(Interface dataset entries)
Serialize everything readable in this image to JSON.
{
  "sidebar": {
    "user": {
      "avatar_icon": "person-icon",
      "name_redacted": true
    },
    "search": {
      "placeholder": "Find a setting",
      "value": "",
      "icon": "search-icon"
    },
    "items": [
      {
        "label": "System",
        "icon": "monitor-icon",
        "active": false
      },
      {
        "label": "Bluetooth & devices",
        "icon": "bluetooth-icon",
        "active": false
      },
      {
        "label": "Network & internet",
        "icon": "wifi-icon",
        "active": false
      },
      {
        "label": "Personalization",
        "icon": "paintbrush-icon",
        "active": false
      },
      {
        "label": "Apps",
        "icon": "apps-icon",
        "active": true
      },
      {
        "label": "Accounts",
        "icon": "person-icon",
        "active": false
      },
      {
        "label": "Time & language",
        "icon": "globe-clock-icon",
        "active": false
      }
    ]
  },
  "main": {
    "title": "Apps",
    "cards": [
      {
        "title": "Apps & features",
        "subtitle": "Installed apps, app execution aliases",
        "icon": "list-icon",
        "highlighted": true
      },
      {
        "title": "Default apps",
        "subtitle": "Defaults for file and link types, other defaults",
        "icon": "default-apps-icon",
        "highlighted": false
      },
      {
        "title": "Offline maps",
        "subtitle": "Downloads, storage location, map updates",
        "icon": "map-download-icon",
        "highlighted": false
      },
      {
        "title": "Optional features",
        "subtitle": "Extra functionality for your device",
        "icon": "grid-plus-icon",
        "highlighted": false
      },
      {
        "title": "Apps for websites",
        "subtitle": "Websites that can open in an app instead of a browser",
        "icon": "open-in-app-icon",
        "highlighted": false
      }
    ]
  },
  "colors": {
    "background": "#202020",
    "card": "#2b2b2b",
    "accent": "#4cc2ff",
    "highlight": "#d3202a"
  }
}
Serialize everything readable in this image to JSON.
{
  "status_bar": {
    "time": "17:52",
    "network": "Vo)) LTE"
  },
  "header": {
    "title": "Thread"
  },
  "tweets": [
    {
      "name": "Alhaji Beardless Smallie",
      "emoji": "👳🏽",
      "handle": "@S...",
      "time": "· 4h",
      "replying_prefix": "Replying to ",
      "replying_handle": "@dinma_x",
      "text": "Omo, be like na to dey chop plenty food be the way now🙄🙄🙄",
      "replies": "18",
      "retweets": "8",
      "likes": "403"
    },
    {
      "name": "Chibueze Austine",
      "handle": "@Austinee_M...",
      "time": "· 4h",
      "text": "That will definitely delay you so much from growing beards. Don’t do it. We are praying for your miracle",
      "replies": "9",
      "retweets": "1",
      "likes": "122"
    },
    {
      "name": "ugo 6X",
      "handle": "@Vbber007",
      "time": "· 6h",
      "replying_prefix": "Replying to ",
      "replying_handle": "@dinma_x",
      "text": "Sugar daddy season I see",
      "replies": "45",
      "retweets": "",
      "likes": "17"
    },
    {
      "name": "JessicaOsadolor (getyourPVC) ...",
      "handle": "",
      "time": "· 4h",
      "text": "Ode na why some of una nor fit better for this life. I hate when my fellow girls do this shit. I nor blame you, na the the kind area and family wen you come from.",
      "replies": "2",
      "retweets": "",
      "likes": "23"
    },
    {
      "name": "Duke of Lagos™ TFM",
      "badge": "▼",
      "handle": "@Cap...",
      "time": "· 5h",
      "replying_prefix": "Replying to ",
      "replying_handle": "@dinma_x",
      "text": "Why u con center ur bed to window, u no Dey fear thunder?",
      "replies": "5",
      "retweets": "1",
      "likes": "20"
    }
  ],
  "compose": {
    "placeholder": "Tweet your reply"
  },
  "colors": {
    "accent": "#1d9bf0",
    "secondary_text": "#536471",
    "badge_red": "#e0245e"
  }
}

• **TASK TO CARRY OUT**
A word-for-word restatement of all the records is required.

• **WRITTEN RESPONSE**
Serialize everything readable in this image to JSON.
{
  "sidebar": {
    "user": {
      "avatar_icon": "person-icon",
      "name_redacted": true
    },
    "search": {
      "placeholder": "Find a setting",
      "value": "",
      "icon": "search-icon"
    },
    "items": [
      {
        "label": "System",
        "icon": "monitor-icon",
        "active": false
      },
      {
        "label": "Bluetooth & devices",
        "icon": "bluetooth-icon",
        "active": false
      },
      {
        "label": "Network & internet",
        "icon": "wifi-icon",
        "active": false
      },
      {
        "label": "Personalization",
        "icon": "paintbrush-icon",
        "active": false
      },
      {
        "label": "Apps",
        "icon": "apps-icon",
        "active": true
      },
      {
        "label": "Accounts",
        "icon": "person-icon",
        "active": false
      },
      {
        "label": "Time & language",
        "icon": "globe-clock-icon",
        "active": false
      }
    ]
  },
  "main": {
    "title": "Apps",
    "cards": [
      {
        "title": "Apps & features",
        "subtitle": "Installed apps, app execution aliases",
        "icon": "list-icon",
        "highlighted": true
      },
      {
        "title": "Default apps",
        "subtitle": "Defaults for file and link types, other defaults",
        "icon": "default-apps-icon",
        "highlighted": false
      },
      {
        "title": "Offline maps",
        "subtitle": "Downloads, storage location, map updates",
        "icon": "map-download-icon",
        "highlighted": false
      },
      {
        "title": "Optional features",
        "subtitle": "Extra functionality for your device",
        "icon": "grid-plus-icon",
        "highlighted": false
      },
      {
        "title": "Apps for websites",
        "subtitle": "Websites that can open in an app instead of a browser",
        "icon": "open-in-app-icon",
        "highlighted": false
      }
    ]
  },
  "colors": {
    "background": "#202020",
    "card": "#2b2b2b",
    "accent": "#4cc2ff",
    "highlight": "#d3202a"
  }
}
Serialize everything readable in this image to JSON.
{
  "status_bar": {
    "time": "17:52",
    "network": "Vo)) LTE"
  },
  "header": {
    "title": "Thread"
  },
  "tweets": [
    {
      "name": "Alhaji Beardless Smallie",
      "emoji": "👳🏽",
      "handle": "@S...",
      "time": "· 4h",
      "replying_prefix": "Replying to ",
      "replying_handle": "@dinma_x",
      "text": "Omo, be like na to dey chop plenty food be the way now🙄🙄🙄",
      "replies": "18",
      "retweets": "8",
      "likes": "403"
    },
    {
      "name": "Chibueze Austine",
      "handle": "@Austinee_M...",
      "time": "· 4h",
      "text": "That will definitely delay you so much from growing beards. Don’t do it. We are praying for your miracle",
      "replies": "9",
      "retweets": "1",
      "likes": "122"
    },
    {
      "name": "ugo 6X",
      "handle": "@Vbber007",
      "time": "· 6h",
      "replying_prefix": "Replying to ",
      "replying_handle": "@dinma_x",
      "text": "Sugar daddy season I see",
      "replies": "45",
      "retweets": "",
      "likes": "17"
    },
    {
      "name": "JessicaOsadolor (getyourPVC) ...",
      "handle": "",
      "time": "· 4h",
      "text": "Ode na why some of una nor fit better for this life. I hate when my fellow girls do this shit. I nor blame you, na the the kind area and family wen you come from.",
      "replies": "2",
      "retweets": "",
      "likes": "23"
    },
    {
      "name": "Duke of Lagos™ TFM",
      "badge": "▼",
      "handle": "@Cap...",
      "time": "· 5h",
      "replying_prefix": "Replying to ",
      "replying_handle": "@dinma_x",
      "text": "Why u con center ur bed to window, u no Dey fear thunder?",
      "replies": "5",
      "retweets": "1",
      "likes": "20"
    }
  ],
  "compose": {
    "placeholder": "Tweet your reply"
  },
  "colors": {
    "accent": "#1d9bf0",
    "secondary_text": "#536471",
    "badge_red": "#e0245e"
  }
}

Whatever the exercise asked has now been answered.